Below are some entries; state how many of their lines contain the word "What", with nothing else in the reply.

--- Data to examine Enclosed Below ---

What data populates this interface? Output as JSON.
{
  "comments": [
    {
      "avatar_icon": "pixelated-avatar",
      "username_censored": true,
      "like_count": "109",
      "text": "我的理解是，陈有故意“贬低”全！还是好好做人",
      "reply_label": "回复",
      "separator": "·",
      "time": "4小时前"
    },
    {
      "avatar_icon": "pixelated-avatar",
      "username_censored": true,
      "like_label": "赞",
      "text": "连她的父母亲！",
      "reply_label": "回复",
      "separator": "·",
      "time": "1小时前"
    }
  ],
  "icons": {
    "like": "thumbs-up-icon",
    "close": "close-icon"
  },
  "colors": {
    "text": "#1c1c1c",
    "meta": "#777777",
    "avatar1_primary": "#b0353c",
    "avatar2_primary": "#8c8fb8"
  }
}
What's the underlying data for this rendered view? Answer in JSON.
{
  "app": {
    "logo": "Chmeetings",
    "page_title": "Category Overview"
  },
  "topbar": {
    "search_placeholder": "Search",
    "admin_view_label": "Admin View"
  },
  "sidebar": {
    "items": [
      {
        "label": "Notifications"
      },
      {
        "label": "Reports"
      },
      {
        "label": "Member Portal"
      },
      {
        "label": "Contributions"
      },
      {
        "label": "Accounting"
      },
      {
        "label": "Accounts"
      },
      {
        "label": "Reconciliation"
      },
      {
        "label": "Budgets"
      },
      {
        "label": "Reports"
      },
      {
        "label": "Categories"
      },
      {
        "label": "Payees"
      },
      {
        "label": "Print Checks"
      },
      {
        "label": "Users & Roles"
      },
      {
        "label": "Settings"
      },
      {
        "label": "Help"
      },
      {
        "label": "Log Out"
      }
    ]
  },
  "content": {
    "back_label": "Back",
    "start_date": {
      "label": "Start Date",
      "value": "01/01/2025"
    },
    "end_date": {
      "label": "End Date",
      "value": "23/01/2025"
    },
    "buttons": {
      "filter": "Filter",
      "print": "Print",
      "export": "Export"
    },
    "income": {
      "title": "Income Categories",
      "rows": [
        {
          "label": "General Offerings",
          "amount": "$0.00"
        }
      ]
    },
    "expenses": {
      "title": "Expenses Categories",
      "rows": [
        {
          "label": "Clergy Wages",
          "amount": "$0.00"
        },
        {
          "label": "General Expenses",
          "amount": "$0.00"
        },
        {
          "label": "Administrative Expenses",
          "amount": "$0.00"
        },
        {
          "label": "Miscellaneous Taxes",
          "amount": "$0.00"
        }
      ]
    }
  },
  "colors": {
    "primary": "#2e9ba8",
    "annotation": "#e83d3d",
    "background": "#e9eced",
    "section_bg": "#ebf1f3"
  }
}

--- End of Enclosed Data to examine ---

Written answer => 2